I sat down at a local cafe and ordered a caramel latte. As I was waiting I surveyed the cafe and noticed, much to my surprise, a small bird stuck behind the glass door. At one point a fellow bird stood on the outside of the cafe as if to ask its kin what it was doing.
I waited until the waitress came over and drew her attention to the small trapped wren. She pushed the door open, but the bird still seemed to think it could fly through the transparent glass. The waitress sheepishly admitted that she was a little scared of birds. I walked over and scooped up the wren in my hands and brought it up to the window and it flew out of my hand.
It was such a lovely unexpected moment.
There’s something quietly confronting about decluttering, about pouring over all the artifacts of your life. About remembering the person you were, the person you wanted to be, the dreams you aspire towards and the ones you gave away. The self-help books that didn’t help. The things that seemed nice but ultimately just “weren’t you.” The cards and letters from friends old and new. The way specific hobbies marked stages in your development – the time you wanted to be a rockstar, then when you wanted to be a writer, then that phase where you were into gardening and herbal remedies.
As I write this I’m struck by the realisation that one of the self-help books on my shelf holds a memory. The book is titled “I Could Do Anything If Only I Knew What It Was.” As I flick through the book just now it stops at chapter four, the chapter is called ‘The Sure Thing.’ There’s a makeshift bookmark there. It is half of a set of photographs of a one time lover and myself, taken by one of those dorky machines in a games arcade. I cut it in half and posted one half to my friend after I returned from holiday. It’s the kind of memento I never know whether to keep or part with. It is imbued with memories both happy and sad. For about a week I was happier than I had ever been in my entire life. And to think that was the book I took with me to read on the plane while on holiday… what does that say about me?

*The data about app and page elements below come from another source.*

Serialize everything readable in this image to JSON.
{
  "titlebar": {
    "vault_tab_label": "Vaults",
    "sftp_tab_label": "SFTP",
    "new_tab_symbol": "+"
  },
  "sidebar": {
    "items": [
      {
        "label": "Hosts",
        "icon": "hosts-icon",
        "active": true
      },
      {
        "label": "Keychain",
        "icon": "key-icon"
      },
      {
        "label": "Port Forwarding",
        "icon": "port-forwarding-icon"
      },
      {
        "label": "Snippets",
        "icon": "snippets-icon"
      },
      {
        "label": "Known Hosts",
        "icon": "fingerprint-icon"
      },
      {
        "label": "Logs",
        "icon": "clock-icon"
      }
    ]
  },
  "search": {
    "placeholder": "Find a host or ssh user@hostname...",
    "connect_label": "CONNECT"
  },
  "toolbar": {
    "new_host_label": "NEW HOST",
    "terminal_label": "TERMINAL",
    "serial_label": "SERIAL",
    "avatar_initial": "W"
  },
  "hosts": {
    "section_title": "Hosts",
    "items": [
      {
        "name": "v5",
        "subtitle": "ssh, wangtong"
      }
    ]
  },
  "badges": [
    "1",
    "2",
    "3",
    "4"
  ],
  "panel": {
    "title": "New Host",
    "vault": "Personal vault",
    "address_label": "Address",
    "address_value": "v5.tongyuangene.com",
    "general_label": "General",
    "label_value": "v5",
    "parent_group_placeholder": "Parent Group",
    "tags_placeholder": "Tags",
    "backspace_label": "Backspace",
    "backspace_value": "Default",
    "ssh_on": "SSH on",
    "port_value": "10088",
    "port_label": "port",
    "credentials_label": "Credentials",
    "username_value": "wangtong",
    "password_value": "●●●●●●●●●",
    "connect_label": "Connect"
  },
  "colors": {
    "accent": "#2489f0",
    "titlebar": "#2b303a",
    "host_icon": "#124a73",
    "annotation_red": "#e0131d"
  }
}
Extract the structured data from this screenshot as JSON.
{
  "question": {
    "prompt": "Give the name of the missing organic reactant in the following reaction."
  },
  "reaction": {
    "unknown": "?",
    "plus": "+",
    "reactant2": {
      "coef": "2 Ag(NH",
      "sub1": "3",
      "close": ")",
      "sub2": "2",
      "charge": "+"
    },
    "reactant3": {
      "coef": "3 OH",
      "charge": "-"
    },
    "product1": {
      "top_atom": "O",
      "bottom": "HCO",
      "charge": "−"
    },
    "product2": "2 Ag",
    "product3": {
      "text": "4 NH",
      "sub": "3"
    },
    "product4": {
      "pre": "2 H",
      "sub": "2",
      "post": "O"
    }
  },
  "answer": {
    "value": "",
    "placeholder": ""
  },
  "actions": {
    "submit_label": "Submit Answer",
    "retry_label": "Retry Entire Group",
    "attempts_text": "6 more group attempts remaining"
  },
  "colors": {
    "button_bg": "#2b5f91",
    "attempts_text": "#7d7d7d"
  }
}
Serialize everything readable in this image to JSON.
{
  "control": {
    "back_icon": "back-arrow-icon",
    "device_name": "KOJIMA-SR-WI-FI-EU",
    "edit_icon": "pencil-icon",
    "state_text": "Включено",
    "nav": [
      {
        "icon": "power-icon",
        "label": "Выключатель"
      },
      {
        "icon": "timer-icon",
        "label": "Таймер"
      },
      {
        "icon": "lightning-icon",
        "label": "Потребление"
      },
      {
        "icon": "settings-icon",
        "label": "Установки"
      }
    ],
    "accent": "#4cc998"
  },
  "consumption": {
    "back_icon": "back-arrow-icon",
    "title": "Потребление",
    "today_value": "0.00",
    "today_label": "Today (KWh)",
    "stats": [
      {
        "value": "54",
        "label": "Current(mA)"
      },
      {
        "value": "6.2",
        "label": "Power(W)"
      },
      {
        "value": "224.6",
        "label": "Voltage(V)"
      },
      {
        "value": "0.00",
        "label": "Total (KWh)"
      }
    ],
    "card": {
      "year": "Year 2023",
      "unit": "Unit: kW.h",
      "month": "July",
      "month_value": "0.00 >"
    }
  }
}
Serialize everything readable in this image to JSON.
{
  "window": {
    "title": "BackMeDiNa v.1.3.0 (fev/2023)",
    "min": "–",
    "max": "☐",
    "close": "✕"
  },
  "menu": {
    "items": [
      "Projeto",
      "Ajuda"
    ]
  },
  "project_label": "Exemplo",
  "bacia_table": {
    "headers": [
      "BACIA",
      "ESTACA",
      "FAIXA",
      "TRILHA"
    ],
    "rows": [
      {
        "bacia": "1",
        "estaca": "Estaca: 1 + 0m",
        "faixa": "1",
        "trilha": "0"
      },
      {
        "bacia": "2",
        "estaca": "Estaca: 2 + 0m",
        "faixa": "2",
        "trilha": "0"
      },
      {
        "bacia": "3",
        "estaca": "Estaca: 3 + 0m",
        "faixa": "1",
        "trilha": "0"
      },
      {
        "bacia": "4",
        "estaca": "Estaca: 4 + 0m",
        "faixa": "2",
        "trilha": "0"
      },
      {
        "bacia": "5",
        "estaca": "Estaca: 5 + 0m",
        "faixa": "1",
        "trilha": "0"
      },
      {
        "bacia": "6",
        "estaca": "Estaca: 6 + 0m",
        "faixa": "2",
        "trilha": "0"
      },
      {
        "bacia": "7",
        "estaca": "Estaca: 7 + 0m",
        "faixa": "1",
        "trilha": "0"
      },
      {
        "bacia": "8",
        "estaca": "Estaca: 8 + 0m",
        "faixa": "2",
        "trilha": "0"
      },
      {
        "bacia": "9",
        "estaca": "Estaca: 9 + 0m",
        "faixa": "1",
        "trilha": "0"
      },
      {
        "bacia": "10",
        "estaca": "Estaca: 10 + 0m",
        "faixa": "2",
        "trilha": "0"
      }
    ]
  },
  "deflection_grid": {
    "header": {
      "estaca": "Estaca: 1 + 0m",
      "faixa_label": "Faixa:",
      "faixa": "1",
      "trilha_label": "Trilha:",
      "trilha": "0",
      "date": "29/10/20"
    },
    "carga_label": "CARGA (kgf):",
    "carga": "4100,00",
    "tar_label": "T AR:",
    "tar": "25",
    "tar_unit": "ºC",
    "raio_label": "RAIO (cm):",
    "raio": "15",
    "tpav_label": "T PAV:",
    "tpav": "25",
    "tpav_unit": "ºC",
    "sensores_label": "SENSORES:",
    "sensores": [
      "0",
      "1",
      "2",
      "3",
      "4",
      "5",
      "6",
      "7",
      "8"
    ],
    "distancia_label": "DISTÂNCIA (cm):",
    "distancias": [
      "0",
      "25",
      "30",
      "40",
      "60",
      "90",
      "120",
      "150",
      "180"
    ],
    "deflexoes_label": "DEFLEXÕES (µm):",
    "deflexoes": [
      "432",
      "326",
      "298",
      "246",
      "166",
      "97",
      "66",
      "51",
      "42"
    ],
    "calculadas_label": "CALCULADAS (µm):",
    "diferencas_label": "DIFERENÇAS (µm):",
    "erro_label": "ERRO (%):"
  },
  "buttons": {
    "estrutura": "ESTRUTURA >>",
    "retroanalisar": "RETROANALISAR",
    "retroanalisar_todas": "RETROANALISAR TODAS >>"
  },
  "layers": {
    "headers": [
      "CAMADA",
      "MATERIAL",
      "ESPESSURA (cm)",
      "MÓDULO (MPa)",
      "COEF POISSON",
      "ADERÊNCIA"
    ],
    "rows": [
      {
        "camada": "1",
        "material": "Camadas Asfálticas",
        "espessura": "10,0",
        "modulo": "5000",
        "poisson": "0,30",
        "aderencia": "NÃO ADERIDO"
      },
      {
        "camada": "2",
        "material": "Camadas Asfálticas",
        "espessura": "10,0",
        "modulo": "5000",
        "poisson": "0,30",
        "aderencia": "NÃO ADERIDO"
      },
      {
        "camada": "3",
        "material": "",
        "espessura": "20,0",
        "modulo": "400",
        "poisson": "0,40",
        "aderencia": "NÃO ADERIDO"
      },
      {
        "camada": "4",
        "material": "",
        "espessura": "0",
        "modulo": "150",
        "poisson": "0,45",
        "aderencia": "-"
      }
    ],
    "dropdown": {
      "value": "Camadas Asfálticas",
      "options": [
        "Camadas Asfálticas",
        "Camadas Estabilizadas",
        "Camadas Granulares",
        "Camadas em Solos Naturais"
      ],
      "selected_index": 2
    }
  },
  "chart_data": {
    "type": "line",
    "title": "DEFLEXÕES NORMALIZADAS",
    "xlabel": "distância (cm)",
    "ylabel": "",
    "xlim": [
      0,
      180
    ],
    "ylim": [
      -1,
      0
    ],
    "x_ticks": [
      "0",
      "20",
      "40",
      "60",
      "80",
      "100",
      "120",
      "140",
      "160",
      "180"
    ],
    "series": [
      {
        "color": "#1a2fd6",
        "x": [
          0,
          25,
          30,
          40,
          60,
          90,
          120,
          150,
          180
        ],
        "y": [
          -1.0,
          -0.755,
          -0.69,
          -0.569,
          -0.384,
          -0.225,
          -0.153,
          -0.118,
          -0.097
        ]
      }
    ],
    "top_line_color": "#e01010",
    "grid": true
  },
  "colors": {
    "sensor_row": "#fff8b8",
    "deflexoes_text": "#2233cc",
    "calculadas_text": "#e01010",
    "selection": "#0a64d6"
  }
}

But then it was the fall out from that led me to start painting. And the paintings are something else to contend with while cleaning up. Which ones do you keep? Which ones do you dispose of? Which ones can be salvaged? I usually cut the offending canvases off the canvas boards and keep them in their less bulky form for possible use in future works and collages. I want to treat everything I do as special, but surely some works are more successful than others… and surely treating them all as special really discounts the ones that are. But frequently people see things in my work that I can’t or don’t see. They love things I hate and vice versa.
I feel like I need to just ride out what I’m feeling right now and see where I end up, and what I end up with…